  3. Experimenter (Michael Elmereyda) — This sounds like a straightforward Stanley Milgram biopic. But it is actually a creative and engaging account of his formative social science (and social science in general) as an artful arrangement of history, trauma, biography, and identity. If we are looking for a place to begin a conversation between science and theology — this is probably it.
  4. Hard To Be A God (Aleksei German) — A film that surely belongs in the canon of great films. It is a sloppy, opaque, confusing, unrelenting, disgusting, alienating, and almost impossible film to watch. Buried beneath the muck is a sci-fi masterpiece.
  5. Gett: The Trial of Viviane Amsalem (Ronit and Shlomi Elkabetz) — This masterful account of a lengthy divorce proceeding in an orthodox Jewish court draws us into the complex dramas of religion, family, and desire that play out in marriage.
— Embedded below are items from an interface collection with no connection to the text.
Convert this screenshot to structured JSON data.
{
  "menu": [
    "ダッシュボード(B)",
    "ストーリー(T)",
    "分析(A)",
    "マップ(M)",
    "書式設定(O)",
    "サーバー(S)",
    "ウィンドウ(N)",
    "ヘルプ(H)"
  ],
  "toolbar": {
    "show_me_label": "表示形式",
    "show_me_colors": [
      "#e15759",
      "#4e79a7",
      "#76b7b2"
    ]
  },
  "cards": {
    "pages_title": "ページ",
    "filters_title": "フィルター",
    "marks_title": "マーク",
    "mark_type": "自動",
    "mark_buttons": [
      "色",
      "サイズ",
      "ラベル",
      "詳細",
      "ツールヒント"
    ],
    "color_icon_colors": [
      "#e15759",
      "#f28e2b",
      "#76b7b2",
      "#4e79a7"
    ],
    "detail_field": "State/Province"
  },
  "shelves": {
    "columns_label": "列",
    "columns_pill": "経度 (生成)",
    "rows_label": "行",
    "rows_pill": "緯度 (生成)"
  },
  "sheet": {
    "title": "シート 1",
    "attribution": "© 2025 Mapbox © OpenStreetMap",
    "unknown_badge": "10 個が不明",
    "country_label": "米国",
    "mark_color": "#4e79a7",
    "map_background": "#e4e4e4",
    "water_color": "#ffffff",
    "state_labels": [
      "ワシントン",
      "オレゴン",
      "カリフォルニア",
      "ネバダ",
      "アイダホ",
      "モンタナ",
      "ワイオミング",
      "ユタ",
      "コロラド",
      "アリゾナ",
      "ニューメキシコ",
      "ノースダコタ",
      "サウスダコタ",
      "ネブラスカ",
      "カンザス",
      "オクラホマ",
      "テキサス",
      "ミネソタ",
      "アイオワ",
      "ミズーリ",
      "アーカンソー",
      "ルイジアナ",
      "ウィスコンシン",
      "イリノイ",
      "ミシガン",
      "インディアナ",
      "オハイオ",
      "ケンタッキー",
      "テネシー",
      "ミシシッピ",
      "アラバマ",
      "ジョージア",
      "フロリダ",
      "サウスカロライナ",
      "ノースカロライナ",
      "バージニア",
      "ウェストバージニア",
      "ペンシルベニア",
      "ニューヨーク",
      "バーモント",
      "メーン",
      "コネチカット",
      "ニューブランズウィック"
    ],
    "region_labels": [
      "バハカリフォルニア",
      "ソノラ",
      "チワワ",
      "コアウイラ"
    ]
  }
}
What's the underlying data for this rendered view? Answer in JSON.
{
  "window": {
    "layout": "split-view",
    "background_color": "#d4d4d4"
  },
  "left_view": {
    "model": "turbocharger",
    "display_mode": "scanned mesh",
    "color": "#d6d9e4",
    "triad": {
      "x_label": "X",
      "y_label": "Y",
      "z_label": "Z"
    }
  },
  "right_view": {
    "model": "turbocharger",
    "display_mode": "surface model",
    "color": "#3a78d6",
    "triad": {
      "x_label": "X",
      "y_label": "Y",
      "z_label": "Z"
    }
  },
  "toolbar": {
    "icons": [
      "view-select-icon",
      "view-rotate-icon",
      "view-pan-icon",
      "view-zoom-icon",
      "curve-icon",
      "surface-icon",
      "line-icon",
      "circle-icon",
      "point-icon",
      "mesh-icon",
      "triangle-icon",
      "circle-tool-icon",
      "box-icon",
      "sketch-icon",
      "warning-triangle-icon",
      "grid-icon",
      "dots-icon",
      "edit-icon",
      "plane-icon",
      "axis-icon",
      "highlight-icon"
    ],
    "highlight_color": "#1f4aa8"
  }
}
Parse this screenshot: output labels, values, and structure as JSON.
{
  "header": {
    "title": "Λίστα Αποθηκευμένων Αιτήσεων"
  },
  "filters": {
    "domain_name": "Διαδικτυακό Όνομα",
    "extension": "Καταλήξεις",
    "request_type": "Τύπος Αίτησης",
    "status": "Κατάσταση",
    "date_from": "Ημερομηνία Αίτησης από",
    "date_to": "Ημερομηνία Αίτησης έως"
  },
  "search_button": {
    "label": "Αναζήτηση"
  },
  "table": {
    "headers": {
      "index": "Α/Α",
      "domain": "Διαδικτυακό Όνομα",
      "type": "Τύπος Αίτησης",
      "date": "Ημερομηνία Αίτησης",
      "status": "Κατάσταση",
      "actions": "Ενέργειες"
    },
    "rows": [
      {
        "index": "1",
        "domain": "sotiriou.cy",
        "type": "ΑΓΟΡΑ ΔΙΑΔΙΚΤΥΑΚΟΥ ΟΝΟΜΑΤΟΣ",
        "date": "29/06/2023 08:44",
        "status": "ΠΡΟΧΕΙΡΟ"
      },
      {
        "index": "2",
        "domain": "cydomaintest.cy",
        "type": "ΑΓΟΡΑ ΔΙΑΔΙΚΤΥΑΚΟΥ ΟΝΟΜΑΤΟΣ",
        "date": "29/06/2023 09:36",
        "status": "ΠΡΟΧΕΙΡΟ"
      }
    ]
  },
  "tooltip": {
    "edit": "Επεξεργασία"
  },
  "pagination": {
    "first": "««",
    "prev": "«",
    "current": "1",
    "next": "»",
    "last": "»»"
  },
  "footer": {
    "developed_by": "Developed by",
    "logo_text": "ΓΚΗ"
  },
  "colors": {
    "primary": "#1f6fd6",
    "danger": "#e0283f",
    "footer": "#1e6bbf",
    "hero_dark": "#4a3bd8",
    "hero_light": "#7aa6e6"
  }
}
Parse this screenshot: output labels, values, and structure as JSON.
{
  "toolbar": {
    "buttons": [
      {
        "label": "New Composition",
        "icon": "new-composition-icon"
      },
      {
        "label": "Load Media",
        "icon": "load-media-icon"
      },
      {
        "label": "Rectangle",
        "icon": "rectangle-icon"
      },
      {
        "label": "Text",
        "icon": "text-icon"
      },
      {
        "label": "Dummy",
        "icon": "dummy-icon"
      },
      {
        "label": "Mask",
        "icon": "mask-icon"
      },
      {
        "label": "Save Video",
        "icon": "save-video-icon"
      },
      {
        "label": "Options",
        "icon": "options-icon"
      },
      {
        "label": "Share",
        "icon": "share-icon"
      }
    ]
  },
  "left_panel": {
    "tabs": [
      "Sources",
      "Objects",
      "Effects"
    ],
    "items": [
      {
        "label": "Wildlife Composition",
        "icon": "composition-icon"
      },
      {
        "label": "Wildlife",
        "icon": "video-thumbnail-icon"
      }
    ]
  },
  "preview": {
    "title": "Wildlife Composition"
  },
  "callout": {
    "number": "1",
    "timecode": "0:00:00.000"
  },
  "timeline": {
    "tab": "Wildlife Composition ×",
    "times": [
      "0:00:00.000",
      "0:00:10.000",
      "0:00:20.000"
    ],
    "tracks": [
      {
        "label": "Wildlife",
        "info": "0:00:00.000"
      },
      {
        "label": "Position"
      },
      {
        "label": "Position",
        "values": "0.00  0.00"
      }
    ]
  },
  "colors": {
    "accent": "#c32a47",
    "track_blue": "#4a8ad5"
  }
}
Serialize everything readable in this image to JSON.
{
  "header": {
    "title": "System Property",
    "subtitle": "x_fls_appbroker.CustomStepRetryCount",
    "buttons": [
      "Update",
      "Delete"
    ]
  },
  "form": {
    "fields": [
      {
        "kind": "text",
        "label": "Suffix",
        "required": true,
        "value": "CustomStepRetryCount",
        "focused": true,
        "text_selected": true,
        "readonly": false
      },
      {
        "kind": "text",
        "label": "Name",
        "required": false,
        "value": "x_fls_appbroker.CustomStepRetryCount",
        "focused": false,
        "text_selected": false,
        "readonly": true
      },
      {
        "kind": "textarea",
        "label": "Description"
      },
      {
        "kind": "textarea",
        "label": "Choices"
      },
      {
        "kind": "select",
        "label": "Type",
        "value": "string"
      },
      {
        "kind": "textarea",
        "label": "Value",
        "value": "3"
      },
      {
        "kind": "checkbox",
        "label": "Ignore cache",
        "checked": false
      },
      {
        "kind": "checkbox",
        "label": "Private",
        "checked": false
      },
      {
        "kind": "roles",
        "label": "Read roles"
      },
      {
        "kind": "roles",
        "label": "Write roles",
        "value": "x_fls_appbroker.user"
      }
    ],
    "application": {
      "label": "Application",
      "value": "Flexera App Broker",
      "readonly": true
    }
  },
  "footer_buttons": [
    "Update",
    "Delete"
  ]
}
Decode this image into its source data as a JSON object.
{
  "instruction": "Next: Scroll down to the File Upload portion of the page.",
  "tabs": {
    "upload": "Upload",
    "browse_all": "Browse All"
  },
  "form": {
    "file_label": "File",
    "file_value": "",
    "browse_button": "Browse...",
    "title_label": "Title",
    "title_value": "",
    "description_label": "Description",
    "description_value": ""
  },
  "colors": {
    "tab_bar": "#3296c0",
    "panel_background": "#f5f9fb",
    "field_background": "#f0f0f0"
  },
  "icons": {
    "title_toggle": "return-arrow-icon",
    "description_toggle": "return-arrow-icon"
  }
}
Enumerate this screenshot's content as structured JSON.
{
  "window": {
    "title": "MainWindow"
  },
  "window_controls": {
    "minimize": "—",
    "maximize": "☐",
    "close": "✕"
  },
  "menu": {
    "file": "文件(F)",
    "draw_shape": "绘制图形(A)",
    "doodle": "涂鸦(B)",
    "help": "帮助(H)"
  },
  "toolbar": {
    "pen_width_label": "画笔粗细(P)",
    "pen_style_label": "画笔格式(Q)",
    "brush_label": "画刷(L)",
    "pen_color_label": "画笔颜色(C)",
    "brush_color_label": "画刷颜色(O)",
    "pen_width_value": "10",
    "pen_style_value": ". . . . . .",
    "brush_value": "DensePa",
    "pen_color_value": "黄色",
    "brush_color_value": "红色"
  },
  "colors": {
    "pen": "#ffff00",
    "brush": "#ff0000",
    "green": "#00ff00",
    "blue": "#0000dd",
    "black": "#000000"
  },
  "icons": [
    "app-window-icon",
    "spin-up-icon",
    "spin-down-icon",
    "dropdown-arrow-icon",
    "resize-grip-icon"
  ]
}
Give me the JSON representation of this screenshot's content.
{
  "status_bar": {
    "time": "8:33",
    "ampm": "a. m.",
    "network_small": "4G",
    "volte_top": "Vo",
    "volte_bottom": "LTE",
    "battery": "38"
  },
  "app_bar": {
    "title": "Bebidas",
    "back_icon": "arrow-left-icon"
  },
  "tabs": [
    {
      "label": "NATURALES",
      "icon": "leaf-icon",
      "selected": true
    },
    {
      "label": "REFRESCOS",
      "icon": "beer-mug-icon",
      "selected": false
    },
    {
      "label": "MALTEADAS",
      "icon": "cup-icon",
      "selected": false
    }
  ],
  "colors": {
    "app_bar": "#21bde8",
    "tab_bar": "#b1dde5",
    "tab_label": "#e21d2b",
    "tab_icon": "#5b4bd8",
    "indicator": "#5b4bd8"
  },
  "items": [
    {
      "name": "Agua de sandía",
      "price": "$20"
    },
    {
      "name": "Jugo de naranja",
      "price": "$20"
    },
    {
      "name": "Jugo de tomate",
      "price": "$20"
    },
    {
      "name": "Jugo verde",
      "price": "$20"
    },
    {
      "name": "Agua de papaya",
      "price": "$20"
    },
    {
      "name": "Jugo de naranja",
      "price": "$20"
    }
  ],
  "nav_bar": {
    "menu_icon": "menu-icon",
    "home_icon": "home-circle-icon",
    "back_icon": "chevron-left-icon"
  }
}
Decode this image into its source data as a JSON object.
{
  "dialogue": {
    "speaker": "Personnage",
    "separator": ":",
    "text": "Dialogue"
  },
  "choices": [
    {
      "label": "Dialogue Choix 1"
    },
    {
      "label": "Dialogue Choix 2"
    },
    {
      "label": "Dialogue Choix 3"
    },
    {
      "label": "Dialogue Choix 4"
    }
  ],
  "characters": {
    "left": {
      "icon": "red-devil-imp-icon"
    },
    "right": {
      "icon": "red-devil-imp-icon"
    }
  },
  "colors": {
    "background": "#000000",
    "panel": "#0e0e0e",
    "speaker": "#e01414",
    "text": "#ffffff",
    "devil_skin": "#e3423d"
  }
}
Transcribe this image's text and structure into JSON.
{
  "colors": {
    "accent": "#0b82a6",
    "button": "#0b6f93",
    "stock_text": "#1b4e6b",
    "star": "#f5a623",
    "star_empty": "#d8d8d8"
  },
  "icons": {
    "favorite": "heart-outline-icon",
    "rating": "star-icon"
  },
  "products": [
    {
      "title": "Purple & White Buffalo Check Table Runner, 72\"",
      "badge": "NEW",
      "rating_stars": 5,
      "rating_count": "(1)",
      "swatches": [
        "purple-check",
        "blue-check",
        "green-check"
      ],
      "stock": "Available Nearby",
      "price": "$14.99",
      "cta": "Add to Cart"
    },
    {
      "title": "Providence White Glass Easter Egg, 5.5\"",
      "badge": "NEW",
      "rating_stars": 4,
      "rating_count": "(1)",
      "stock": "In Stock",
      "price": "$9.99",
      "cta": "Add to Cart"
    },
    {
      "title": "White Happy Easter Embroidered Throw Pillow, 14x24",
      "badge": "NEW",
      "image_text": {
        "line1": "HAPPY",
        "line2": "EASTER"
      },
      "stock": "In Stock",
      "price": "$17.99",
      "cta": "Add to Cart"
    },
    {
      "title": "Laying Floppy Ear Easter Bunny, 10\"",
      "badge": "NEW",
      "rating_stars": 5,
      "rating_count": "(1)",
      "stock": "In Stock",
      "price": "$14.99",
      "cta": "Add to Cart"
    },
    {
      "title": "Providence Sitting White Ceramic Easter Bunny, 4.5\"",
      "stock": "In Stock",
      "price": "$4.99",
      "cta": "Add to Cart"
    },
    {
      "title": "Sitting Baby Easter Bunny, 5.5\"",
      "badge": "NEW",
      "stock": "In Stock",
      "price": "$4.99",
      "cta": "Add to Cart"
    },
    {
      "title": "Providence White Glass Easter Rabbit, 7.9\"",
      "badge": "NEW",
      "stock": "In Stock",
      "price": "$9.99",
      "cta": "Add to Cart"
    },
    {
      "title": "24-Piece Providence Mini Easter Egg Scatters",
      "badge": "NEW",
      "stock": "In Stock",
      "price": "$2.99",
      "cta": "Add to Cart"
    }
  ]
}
Really graceful, elegant cinema.
  6. Mad Max: Fury Road (George Miller) — Yep.
  7. Jauja (Lisandro Alonso) — No one really knows what on earth is happening in the end of Jauja, other than that it somehow feels like a fitting coda to this surreal drama of a Danish soldier tracking down his kidnapped daughter in an Argentine wilderness.
  8. Phoenix (Christian Petzold) — This complex, layered post-Holocaust drama is full of bandages, doppelgangers, deep jazz licks, and really complex forms of denial. Yet another haunting installation in Petzold’s ongoing fascination with how and why we bear witness to tragedy.
  9. Man From Reno (Dave Boyle) — One of a few good noir films I saw this year, but something stands out here about all the shots of San Francisco, the retro poetry of its lead character (a Japanese detective novelist caught in a real-life crime drama), and its tangle of leads and plot-twists. A real score for fans of the genre.
  10. Steve Jobs (Danny Boyle) — I am very Sorkin-averse, but this is Boyle’s best work. It is so highly structured that it feels like a film playing fast and lose with the details, but it wears this myth-making on its sleeve as it weaves for us a vivid glimpse of the transactional nature of our technocracies. The hallowed Jobs finds, at the end, in a world of gleaming, talking, connecting objects it is he that is “poorly made.”

Other films that could have just as easily made it on this list: About Elly; The Assassin; Black Coal, Thin Ice; 45 Years, The Kindergarten Teacher; Listen To Me, Marlon; Love & Mercy; The Mend; Mississippi Grind; Mustang; Paddington; Queen of Earth; Results; Something, Anything; Timbuktu; World of Tomorrow.